(Work order):
Look through the entries below and return all lines including the word "Details".

BEGIN Data to use

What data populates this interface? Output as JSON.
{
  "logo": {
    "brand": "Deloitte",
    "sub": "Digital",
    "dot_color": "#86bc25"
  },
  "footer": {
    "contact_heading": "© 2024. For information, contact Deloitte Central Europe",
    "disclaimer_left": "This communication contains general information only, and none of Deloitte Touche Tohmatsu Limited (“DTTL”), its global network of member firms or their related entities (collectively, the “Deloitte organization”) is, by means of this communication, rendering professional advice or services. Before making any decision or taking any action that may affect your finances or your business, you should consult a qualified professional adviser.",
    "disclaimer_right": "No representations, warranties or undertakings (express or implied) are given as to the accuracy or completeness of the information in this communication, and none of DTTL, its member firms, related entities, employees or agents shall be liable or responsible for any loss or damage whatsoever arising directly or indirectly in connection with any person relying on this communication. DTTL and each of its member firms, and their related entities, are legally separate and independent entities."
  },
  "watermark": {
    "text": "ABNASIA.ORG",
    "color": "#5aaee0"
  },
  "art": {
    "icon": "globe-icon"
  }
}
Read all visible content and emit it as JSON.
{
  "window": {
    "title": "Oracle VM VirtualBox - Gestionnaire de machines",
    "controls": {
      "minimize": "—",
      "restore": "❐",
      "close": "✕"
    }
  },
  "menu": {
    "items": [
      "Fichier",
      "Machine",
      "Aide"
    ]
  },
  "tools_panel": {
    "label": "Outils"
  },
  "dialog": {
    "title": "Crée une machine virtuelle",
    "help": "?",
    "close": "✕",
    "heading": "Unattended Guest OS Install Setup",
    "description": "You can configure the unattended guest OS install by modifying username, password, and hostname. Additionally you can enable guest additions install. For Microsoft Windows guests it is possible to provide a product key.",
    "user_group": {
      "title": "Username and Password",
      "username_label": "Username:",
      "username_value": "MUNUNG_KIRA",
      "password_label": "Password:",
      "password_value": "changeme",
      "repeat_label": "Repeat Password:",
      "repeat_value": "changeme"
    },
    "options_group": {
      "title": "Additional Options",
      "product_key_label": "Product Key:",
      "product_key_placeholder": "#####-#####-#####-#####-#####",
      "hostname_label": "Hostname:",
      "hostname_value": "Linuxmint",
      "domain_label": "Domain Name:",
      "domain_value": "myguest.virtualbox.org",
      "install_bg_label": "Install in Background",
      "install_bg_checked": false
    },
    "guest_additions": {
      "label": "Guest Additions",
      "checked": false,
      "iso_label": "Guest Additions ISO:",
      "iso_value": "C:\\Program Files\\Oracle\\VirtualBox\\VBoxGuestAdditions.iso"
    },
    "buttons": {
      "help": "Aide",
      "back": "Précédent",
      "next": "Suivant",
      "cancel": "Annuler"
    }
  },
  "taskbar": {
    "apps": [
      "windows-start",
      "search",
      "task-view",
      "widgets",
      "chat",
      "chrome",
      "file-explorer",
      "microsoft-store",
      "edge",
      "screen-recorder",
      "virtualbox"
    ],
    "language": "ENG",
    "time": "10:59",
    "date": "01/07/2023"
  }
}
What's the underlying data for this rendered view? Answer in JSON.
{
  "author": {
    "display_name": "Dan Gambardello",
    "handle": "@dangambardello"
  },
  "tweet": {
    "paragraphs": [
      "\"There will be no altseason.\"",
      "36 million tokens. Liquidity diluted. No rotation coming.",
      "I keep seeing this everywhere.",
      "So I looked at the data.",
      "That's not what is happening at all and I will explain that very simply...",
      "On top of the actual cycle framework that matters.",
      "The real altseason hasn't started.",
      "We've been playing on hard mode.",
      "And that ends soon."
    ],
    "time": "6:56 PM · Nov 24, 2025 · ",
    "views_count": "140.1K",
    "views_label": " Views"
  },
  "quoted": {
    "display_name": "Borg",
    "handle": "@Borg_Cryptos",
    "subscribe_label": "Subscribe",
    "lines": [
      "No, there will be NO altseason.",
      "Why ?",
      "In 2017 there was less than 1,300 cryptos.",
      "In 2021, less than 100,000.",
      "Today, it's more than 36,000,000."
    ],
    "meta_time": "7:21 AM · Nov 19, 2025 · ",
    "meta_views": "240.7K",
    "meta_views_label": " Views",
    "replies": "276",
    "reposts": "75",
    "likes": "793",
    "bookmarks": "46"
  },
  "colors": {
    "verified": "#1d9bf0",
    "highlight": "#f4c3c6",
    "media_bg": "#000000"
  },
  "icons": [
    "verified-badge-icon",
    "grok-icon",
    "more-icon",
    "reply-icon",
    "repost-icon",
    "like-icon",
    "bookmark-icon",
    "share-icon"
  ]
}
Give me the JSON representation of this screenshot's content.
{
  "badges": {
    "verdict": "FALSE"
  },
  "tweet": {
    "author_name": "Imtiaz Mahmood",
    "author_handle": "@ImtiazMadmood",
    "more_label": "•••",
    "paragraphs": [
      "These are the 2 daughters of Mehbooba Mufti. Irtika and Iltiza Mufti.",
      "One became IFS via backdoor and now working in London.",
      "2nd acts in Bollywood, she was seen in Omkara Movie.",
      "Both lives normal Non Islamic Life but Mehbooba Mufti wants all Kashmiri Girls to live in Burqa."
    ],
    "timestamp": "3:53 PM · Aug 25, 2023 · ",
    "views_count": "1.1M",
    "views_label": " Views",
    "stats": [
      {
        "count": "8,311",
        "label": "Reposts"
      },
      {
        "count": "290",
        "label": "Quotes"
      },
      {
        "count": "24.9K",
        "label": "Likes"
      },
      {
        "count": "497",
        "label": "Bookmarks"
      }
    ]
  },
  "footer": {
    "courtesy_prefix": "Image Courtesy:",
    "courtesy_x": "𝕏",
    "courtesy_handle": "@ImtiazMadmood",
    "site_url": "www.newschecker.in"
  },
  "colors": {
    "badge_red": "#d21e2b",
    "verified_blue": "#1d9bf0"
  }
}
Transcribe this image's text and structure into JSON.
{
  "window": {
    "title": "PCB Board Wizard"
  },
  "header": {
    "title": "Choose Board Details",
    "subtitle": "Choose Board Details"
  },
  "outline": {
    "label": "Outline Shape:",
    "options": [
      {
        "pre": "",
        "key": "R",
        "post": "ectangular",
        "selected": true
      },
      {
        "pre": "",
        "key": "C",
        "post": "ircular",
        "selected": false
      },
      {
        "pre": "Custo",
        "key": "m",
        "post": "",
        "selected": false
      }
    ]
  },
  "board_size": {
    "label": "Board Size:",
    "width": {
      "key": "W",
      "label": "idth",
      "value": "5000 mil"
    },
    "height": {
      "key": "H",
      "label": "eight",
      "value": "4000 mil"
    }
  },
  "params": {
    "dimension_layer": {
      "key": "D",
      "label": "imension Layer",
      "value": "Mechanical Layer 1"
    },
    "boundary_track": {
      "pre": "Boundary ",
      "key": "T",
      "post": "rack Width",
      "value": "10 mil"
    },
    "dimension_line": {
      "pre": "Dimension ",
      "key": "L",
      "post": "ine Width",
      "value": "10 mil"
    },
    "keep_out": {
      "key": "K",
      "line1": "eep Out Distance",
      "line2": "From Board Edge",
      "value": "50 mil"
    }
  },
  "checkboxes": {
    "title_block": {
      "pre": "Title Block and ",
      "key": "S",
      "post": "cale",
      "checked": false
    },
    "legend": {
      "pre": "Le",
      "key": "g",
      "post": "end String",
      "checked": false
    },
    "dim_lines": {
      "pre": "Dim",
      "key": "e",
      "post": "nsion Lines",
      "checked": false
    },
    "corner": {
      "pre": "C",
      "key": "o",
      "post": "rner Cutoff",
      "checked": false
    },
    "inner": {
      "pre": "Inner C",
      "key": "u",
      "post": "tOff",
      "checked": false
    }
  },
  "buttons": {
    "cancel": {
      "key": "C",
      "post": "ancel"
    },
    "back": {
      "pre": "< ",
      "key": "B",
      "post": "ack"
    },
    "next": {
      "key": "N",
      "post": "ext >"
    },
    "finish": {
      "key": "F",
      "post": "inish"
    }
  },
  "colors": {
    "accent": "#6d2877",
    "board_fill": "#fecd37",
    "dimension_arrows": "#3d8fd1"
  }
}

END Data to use

(Answer to this task):
    "title": "Choose Board Details",
    "subtitle": "Choose Board Details"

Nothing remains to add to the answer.